---------- Given records

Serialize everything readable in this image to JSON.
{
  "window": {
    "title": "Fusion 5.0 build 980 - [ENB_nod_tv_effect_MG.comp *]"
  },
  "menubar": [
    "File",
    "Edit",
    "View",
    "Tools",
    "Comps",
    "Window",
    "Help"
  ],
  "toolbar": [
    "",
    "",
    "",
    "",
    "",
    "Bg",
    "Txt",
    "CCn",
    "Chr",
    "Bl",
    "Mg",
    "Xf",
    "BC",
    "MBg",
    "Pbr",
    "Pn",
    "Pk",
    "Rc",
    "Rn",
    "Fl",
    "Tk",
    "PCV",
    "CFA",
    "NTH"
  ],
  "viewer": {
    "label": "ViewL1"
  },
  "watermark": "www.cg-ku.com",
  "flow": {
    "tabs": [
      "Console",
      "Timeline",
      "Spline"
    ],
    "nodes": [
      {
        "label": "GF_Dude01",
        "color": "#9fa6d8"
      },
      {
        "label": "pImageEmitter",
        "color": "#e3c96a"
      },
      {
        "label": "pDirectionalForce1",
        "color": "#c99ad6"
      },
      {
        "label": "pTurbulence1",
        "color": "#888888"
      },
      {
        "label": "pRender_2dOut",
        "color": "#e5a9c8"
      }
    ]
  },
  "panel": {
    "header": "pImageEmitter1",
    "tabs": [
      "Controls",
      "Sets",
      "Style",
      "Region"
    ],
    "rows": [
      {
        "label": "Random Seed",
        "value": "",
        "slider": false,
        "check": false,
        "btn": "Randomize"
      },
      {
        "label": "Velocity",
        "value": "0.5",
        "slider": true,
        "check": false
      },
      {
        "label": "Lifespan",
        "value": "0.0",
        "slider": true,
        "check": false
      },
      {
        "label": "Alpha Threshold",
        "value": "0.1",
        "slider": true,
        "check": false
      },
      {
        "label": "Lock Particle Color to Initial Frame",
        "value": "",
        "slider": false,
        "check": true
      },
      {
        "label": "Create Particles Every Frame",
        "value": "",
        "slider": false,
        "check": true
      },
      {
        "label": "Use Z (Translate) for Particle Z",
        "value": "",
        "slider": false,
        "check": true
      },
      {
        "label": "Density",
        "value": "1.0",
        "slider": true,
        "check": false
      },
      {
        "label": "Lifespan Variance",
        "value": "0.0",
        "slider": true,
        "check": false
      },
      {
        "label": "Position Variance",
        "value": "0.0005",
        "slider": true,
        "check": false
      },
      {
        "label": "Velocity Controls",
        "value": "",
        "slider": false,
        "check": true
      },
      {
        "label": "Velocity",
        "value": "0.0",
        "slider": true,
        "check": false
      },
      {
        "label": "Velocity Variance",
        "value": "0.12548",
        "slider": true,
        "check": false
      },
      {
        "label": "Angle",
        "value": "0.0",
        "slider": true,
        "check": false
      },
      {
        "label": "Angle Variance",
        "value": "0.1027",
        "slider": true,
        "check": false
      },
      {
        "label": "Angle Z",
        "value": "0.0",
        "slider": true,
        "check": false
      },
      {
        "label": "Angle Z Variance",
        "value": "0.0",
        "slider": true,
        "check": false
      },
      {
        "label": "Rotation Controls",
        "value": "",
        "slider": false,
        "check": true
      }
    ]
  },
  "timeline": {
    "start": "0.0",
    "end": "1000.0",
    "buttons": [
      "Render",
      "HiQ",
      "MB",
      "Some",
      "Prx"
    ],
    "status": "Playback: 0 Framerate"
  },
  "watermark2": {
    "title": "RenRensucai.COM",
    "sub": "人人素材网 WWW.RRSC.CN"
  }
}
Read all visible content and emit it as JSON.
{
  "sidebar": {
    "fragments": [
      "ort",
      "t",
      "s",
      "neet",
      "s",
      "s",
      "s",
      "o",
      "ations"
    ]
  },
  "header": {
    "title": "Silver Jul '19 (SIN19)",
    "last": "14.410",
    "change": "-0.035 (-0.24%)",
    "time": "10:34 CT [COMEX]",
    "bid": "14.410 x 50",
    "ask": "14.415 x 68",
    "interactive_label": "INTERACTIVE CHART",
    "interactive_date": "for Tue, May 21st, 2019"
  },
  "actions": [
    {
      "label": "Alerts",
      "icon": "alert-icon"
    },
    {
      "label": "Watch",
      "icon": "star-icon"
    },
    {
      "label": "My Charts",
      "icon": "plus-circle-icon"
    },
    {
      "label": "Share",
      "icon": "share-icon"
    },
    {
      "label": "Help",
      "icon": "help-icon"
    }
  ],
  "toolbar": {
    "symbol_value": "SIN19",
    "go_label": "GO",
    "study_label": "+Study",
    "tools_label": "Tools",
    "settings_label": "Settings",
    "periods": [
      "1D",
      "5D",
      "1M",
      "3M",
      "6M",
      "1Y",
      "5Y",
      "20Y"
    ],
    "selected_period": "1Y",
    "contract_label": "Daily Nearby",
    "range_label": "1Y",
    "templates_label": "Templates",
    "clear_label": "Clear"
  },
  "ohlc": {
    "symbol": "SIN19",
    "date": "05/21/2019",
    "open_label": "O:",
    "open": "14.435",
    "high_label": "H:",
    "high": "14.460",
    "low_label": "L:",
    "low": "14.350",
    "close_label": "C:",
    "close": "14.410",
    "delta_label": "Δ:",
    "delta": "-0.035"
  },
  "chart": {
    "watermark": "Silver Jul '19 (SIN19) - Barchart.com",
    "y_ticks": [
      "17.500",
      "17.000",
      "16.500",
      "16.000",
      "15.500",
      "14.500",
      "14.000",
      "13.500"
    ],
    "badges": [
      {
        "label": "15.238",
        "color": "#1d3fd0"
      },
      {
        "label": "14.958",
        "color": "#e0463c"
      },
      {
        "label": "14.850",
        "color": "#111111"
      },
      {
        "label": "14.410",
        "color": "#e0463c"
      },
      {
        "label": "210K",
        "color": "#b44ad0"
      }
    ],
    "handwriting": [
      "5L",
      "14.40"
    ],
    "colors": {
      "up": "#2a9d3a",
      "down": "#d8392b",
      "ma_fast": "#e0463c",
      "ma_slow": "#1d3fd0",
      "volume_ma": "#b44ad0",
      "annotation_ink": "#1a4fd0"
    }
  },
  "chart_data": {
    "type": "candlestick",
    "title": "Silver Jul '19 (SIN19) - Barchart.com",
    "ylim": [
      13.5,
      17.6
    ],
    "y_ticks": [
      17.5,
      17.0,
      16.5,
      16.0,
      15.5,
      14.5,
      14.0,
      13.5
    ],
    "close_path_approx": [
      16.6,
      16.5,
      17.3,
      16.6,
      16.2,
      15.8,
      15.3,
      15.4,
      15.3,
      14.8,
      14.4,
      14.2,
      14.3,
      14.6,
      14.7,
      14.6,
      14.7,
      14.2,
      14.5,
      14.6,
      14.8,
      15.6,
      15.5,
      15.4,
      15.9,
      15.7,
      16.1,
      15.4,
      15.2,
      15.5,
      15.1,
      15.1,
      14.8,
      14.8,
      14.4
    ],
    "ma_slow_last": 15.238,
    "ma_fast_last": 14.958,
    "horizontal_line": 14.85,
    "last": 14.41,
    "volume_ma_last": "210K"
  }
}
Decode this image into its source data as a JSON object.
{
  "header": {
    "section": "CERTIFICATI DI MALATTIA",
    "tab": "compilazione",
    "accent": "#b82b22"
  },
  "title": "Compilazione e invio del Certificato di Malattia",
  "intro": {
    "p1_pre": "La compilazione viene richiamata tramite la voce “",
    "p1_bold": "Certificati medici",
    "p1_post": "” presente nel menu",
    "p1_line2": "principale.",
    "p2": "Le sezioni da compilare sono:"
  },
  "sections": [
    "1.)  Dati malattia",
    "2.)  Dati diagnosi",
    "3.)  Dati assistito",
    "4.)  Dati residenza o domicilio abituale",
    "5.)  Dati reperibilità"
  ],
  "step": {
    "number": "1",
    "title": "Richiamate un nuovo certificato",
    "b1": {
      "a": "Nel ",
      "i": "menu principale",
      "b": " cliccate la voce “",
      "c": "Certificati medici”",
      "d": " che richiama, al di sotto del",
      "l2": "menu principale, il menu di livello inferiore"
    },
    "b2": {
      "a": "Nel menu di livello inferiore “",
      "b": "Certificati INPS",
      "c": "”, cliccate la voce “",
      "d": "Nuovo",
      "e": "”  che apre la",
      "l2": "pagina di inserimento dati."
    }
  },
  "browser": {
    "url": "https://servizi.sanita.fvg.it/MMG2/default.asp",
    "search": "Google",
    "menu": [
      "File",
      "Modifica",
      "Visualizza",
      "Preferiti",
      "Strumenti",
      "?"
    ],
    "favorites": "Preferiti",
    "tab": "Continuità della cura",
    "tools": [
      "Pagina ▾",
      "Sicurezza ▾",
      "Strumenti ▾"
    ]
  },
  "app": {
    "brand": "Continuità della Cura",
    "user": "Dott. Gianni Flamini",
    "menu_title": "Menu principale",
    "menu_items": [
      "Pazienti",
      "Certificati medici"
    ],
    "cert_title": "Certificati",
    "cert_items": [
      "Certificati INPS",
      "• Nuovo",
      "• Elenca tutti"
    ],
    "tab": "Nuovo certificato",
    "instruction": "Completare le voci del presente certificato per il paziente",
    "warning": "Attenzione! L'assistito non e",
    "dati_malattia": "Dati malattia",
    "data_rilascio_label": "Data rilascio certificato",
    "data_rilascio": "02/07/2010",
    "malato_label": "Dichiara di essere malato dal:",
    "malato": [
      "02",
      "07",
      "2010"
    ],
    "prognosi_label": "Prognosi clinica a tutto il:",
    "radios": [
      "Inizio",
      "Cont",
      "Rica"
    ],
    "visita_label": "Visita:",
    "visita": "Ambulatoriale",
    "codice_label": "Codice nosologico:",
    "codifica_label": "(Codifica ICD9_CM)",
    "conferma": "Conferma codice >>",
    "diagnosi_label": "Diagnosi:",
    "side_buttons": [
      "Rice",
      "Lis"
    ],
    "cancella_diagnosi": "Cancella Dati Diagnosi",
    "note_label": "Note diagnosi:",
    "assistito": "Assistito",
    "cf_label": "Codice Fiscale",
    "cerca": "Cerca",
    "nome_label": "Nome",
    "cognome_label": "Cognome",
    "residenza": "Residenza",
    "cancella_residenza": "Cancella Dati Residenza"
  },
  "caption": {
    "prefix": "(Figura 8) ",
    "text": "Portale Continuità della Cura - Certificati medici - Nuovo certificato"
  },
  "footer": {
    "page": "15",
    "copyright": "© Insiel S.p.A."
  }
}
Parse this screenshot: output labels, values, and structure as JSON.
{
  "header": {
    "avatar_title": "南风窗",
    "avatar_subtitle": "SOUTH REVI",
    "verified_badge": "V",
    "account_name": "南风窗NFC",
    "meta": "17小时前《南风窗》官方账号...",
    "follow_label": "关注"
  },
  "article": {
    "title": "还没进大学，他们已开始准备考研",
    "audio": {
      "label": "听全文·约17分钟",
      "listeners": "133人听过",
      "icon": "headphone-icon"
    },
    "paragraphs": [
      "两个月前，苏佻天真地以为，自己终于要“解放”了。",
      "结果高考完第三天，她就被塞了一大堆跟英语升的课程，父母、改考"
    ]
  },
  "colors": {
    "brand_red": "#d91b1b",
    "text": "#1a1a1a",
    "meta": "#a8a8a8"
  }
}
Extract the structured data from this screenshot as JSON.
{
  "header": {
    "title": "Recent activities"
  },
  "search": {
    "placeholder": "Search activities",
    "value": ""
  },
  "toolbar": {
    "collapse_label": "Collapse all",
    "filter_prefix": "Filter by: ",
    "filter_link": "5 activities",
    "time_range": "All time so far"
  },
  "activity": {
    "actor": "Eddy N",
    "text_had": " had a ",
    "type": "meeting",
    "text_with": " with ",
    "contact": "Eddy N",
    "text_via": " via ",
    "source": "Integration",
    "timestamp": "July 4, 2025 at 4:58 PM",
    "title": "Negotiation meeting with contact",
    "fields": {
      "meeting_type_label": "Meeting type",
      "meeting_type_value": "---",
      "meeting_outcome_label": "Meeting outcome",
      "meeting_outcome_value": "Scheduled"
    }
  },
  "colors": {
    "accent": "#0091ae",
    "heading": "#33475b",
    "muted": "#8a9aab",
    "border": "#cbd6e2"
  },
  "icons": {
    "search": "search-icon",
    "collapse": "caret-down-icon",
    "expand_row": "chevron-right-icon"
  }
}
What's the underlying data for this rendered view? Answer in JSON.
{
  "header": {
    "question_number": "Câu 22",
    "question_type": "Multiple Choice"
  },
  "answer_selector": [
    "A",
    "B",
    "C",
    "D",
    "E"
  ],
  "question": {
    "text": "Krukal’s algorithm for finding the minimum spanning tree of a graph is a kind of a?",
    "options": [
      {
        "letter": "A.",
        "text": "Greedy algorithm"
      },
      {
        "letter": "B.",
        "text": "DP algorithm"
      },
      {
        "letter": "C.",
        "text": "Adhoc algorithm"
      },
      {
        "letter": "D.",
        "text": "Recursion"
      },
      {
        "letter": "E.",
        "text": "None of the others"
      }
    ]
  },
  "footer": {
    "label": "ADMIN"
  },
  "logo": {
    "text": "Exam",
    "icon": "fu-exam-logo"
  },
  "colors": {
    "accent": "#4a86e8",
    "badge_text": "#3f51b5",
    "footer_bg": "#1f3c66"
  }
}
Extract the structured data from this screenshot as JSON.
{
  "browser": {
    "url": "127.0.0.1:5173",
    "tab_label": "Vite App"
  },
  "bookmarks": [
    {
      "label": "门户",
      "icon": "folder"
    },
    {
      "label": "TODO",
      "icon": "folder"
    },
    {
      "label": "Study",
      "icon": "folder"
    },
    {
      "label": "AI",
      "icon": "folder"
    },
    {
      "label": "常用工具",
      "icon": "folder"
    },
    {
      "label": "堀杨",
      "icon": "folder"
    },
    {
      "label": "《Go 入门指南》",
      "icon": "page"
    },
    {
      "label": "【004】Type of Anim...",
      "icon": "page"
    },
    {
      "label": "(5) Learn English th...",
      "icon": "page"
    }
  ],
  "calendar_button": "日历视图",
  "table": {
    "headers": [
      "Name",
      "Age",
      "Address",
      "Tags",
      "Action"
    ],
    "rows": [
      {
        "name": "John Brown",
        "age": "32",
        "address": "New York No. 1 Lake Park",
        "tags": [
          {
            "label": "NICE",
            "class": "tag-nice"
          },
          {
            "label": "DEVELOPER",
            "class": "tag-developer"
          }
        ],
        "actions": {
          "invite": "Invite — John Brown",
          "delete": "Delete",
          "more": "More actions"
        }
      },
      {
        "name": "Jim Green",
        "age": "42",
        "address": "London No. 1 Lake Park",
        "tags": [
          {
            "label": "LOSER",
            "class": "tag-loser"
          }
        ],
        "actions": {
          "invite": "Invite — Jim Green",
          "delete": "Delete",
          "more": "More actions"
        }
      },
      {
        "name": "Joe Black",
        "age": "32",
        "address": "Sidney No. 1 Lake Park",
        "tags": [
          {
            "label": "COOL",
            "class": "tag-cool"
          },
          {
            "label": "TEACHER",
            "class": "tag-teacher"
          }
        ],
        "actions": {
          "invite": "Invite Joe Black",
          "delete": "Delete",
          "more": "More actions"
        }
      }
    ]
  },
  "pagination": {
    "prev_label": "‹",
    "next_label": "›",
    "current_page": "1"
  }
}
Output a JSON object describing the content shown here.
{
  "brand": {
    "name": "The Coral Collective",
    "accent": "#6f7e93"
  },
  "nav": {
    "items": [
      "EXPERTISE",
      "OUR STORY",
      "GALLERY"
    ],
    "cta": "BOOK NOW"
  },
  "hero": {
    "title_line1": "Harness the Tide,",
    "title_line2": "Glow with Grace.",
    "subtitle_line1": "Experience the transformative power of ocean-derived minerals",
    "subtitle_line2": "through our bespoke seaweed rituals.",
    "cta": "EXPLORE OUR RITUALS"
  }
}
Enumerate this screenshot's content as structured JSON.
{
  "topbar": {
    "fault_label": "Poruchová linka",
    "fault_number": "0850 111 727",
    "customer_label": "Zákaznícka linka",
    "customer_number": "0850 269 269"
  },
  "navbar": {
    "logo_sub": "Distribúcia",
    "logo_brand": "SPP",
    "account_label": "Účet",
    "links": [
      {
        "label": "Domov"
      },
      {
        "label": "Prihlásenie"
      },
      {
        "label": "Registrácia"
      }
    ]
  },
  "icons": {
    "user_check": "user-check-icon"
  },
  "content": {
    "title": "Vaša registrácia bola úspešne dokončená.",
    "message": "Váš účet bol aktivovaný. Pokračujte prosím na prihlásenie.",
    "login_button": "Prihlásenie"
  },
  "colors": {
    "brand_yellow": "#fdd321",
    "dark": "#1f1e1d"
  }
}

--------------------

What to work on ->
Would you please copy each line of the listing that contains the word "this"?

Solution ->
Serialize everything readable in this image to JSON.
Decode this image into its source data as a JSON object.
Parse this screenshot: output labels, values, and structure as JSON.
Extract the structured data from this screenshot as JSON.
What's the underlying data for this rendered view? Answer in JSON.
Extract the structured data from this screenshot as JSON.
Enumerate this screenshot's content as structured JSON.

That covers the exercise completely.